Attorney at Law Magazine Miami Publisher Rhenne Leon sat down with 2019 Rising Star Gabriel Garay of Law Offices of Robert L. Parks to discuss his career, his inspiration, and his plans for the future.
AALM: When did you first know you wanted to become an attorney? What drew you to this career?
Garay: I always wanted to be an attorney. After graduating from UF, I did real estate and construction for about four years and then decided it was time to pursue a legal career. I’ve always been drawn to the law. The whole framework of this country, the whole experiment, is based on the idea that laws are to be followed regardless of whether you’re in a position of power or not.
When I was young, my parents’ dream was for me to be a physician. To them having their children become doctors was like winning the Super Bowl. My little brother, who always wanted to be a doctor, is a doctor. My half-sister is a doctor. My grandfather was a doctor. Two great-uncles on my mother’s side were doctors. I was destined to be a disappointment.
AALM: Who is your current mentor? What is the best lesson they’ve taught you so far?
Garay: My boss, Bob Parks, has been an incredible mentor. He’s recognized as one of the best trial lawyers to ever do it. Learning from him has been invaluable. Anyone who knows him also knows he’s a great human being.
The best lessons: Keep it simple. Be gracious in victory or defeat.
AALM: Who are some of your legal heroes? Why?
Garay: John Adams. His defense during the murder trial for the eight British soldiers after the Boston Massacre was brilliant.
AALM: What drew you to your current firm? How would you describe the culture there? How would you describe your role within the firm?
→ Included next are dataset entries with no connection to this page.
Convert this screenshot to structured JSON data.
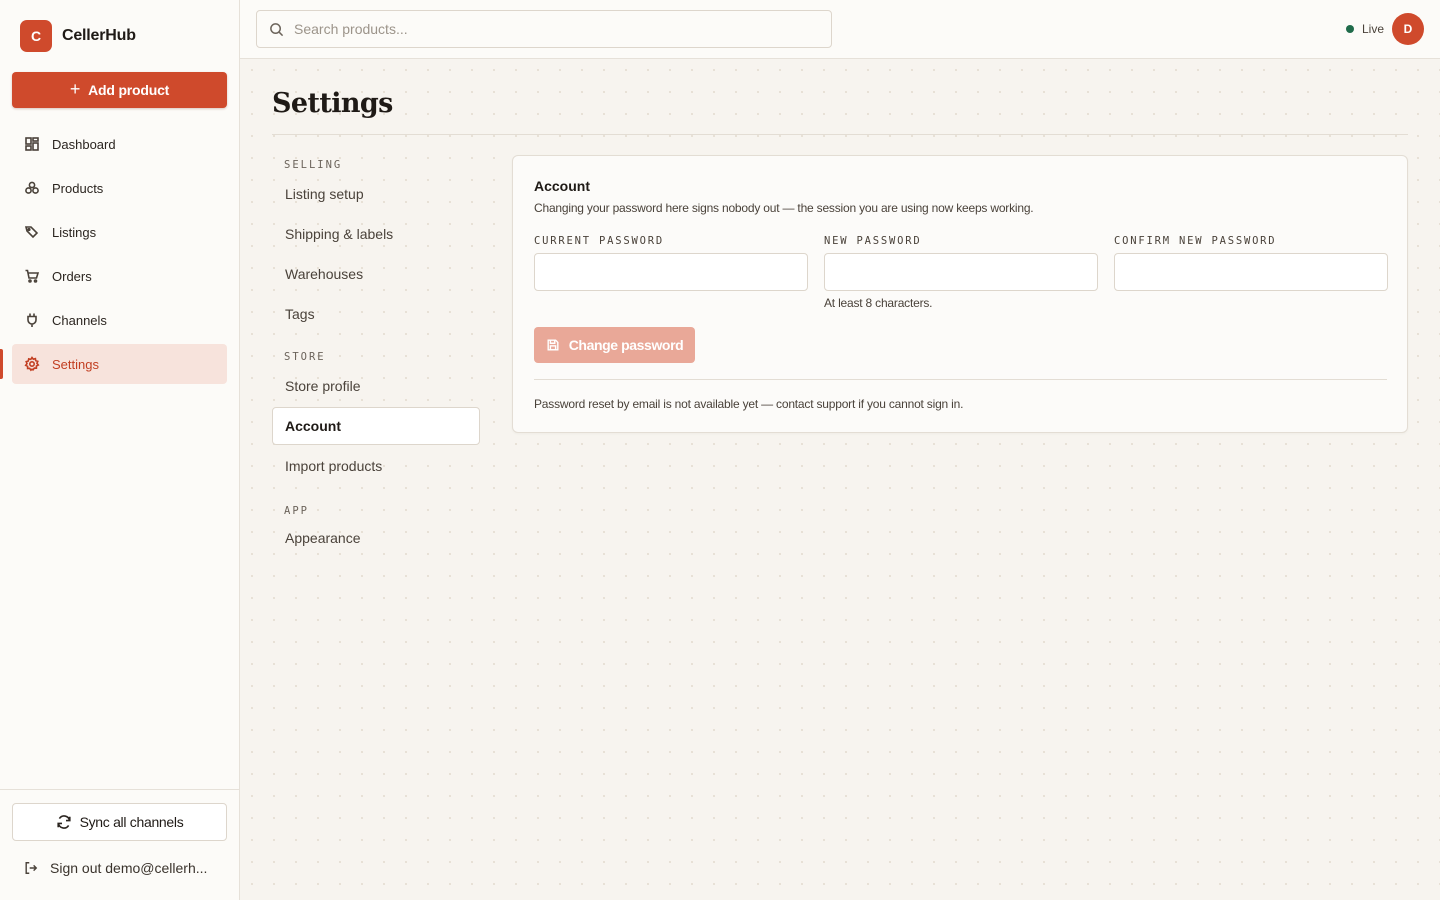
{
  "app": {
    "brand_initial": "C",
    "brand_name": "CellerHub"
  },
  "sidebar": {
    "add_label": "Add product",
    "items": [
      {
        "label": "Dashboard",
        "icon": "dashboard-icon"
      },
      {
        "label": "Products",
        "icon": "products-icon"
      },
      {
        "label": "Listings",
        "icon": "tag-icon"
      },
      {
        "label": "Orders",
        "icon": "cart-icon"
      },
      {
        "label": "Channels",
        "icon": "plug-icon"
      },
      {
        "label": "Settings",
        "icon": "gear-icon",
        "active": true
      }
    ],
    "sync_label": "Sync all channels",
    "signout_label": "Sign out demo@cellerh..."
  },
  "topbar": {
    "search_placeholder": "Search products...",
    "status_label": "Live",
    "status_color": "#1f6b4a",
    "avatar_initial": "D"
  },
  "page": {
    "title": "Settings"
  },
  "settings_nav": {
    "groups": [
      {
        "label": "SELLING",
        "items": [
          "Listing setup",
          "Shipping & labels",
          "Warehouses",
          "Tags"
        ]
      },
      {
        "label": "STORE",
        "items": [
          "Store profile",
          "Account",
          "Import products"
        ]
      },
      {
        "label": "APP",
        "items": [
          "Appearance"
        ]
      }
    ],
    "active_item": "Account"
  },
  "account": {
    "title": "Account",
    "description": "Changing your password here signs nobody out — the session you are using now keeps working.",
    "current_password_label": "CURRENT PASSWORD",
    "current_password_value": "",
    "new_password_label": "NEW PASSWORD",
    "new_password_value": "",
    "new_password_hint": "At least 8 characters.",
    "confirm_password_label": "CONFIRM NEW PASSWORD",
    "confirm_password_value": "",
    "submit_label": "Change password",
    "footer_note": "Password reset by email is not available yet — contact support if you cannot sign in."
  },
  "colors": {
    "accent": "#cf4a2c",
    "accent_soft": "#f7e3dc",
    "button_disabled": "#e9a898"
  }
}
My mock trial coach, H.T. Smith – a brilliant lawyer, told me: ‘If you want to hunt moose, you have to go where the moose are.’ So here I am, with the moose.
Garay: In law school, I knew I wanted to be a trial lawyer. My mock trial coach, H.T. Smith – a brilliant lawyer, told me: “If you want to hunt moose, you have to go where the moose are.” So here I am, with the moose.
The culture here is great. I didn’t get training wheels. I was thrown into the fire early. Everyone is expected to own their role. Do the job, do it well.
Our practice is focused on catastrophic injury cases. My role is to do whatever needs to be done to get our cases ready for trial. Clients hire us to try their cases. That most cases settle is fine, but you prepare them for trial if you want the best result. I love every opportunity to put my cases in front of a jury.
AALM: Where do you see your career going?
Garay: I’d like to have ownership in a firm one day – get my name on the door and all that.
AALM: Working with senior partners what is a trait they have that you would like to carry through to the next generation of lawyers? As a newer generation lawyer, what traits do you have that you think senior partners should adopt into their practice?
Garay: Be a professional and have thick skin. Trial work can be stressful, hard work. It’s a contact sport. It shouldn’t be, but some lawyers are going to be obstructionist and unprofessional. Don’t lower yourself to their level.
I own my failures. This profession needs real leaders (and mentors) not lawyers who make excuses or write off their associates’ performance or lack of work ethic to generational differences. There are no bad teams, just ineffective leaders. Ultimately, if I lose a case or the team underperforms it’s on me.
AALM: What do you enjoy doing outside of work? Hobbies? Sports?
Garay: I have two young children so, happily, they take up most of my free time. I coach my oldest son’s intramural soccer team, play golf whenever I can, and try and get as much time poolside as I can.
AALM: What do you most hope to accomplish in the future?
Garay: Professionally, I want to get better as a trial lawyer every day. There are a lot of lawyers out there but few good trial lawyers. One day, I hope to be counted as one of the good ones.